At the SharePoint Conference in Las Vegas in March 2014, the Microsoft product leadership shared some insights into the direction of the SharePoint user experience, announcing the availability of the Codename Oslo interface (now branded as Delve) by end of year for Office 365 customers, and the further integration of Yammer. While almost every new innovation coming out of the product teams in Redmond seem to be focused on the cloud, it was only natural that on prem customers – and those building out hybrid solutions with both on prem and cloud components – would have questions about how these innovations would find their way into the next on prem SharePoint release, currently scheduled for late 2015/early 2016.
The focus of the May 2014 #CollabTalk tweetjam, which took place May 29th, was “What it takes to get hybrid SharePoint right” and included a huge panel of experts from the community, sharing their real-world experience, as well as both their frustrations and their optimism for what is coming next. For the 6th question, I asked the panel and participants “What features/solutions should Microsoft focus on to improve hybrid deployments?”
Many of the announcements surrounding SharePoint and Office 365 have been focused on the developments surrounding Office Graph and inline (embedded) social capabilities. Instead of driving the direction of the conversation by jumping into these topics, I thought I’d let the panel drive the conversation, and see where it took us.
Of course, we always seem to launch into a new topic with snarky answers. SharePoint MVP and Rackspace design guru Randy Drisgill (@drisgill) was quick to define one parallel-universe. And, of course, I felt the need to pile on, followed by Director of Product Management at Metalogix, Steve Marsh (@drstevemarsh) with a funny-yet-probable guess into Microsoft’s device roadmap:

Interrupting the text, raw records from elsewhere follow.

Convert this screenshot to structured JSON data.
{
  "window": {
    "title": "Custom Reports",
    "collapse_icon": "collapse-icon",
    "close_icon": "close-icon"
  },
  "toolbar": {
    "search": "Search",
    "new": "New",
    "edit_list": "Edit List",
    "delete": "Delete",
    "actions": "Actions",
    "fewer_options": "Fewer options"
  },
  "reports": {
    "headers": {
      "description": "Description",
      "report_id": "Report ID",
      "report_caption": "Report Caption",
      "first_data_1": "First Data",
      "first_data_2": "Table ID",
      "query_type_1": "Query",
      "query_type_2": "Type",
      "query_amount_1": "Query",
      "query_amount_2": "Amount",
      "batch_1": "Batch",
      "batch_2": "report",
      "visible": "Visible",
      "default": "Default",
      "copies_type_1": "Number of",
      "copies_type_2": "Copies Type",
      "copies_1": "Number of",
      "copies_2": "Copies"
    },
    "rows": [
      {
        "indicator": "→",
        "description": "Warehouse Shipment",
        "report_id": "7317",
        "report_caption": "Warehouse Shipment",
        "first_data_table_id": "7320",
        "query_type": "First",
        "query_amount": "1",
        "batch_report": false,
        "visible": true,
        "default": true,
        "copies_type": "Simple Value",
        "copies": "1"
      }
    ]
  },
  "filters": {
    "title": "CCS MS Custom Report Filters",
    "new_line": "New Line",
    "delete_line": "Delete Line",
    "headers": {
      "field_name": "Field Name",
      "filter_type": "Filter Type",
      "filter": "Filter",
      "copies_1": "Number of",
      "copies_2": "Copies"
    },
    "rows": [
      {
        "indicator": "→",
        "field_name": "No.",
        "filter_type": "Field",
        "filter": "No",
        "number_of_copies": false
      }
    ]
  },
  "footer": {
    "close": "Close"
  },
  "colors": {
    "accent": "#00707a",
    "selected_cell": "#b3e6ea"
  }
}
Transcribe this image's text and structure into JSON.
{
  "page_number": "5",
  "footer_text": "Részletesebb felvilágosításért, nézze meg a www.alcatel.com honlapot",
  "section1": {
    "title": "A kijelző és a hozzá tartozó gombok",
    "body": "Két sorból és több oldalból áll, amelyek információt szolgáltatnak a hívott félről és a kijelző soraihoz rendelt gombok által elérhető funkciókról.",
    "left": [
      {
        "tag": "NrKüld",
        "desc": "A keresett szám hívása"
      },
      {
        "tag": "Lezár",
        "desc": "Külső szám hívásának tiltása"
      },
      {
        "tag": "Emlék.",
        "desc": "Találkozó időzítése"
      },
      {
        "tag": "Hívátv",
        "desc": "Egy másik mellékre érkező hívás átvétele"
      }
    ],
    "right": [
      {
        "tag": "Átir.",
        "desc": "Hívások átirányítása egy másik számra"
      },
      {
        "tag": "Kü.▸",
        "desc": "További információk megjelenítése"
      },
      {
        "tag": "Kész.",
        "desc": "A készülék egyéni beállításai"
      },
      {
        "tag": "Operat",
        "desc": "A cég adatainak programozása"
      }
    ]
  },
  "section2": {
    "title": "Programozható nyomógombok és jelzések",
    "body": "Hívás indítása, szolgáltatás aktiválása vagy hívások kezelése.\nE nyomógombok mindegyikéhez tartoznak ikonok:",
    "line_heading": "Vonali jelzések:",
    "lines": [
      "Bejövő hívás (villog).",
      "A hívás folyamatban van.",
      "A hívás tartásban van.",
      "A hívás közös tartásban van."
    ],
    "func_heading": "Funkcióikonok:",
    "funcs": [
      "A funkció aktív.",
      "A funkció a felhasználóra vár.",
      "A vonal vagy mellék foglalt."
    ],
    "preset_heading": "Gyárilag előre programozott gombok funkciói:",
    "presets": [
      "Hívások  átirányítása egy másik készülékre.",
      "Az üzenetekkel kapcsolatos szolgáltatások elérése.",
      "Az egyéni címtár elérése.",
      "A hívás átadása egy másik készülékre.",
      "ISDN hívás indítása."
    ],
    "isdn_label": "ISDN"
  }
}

All joking aside, some of our panelists made good points about where the UX should be heading, adding in a few wish list items. SharePoint MVP and StoneShare CTO Nick Kellett (@nickkellett) touched on a theme that has been part of community discussions for many months now – the idea that SharePoint as a brand is, simply put, going away.
This topic is at the root of many heated discussions within the community, with people reading into every official statement (or reading into what is not said) about the future of SharePoint. What Microsoft has said is that we will continue to see SharePoint on premises releases as long as the market demands it, with a new version coming end of 2015 and every 2-3 years going forward, which is the same release cadence we have had with previous versions. However, Nick’s point remains: SharePoint as a brand may slowly fade into the Office 365 brand, even though the technology underneath new releases (such as OneDrive for Business, and the file capability within Yammer) are undoubtedly SharePoint. Microsoft’s recent announcement that the standalone SharePoint, Lync, Project, Exchange, and TechEd conferences will be folded into one unified event just throws fuel onto the fire.
Aside from that, participants had some more specific requests. Kanwal Khipple (@kkhipple), SharePoint MVP and director of digital strategy at Envision IT and Randy Drisgill outlined a few of their requests for Microsoft:
Trevor Dyck (@trevor_d_), Director of Product Management at Colligo, was the first to bring up the idea of a more integrated solution – which is essentially where the platform is heading, according to Microsoft. The latest development that makes this case are the advances surrounding inline Yammer capabilities, allowing the user to collaborate via Yammer within the productivity application they are using (Word, PowerPoint, Outlook). Machine learning and anticipatory computing expert Naomi Moneypenny (@nmoneypenny), CTO from ManyWorlds, expanded on Trevor’s comment:
And leave it to SharePoint MVP and president of Sympraxis Consulting, Marc Anderson (@sympmarc) to bring us all back down to earth with a simple question, but focused on business results:
For more information on where Microsoft is going with SharePoint and the overall Office 365 platform, be sure to bookmark the fairly comprehensive Office 365 Roadmap site, which is the most up-to-date collection of features in development and recently launched.
And for more community feedback on this topic, be sure to check out the Storify summary of the tweetjam, which contains a tweet-by-tweet recap. And in the final article in this series, our panelists will give some advice to administrators who are considering building out a hybrid SharePoint environment, so don’t miss it!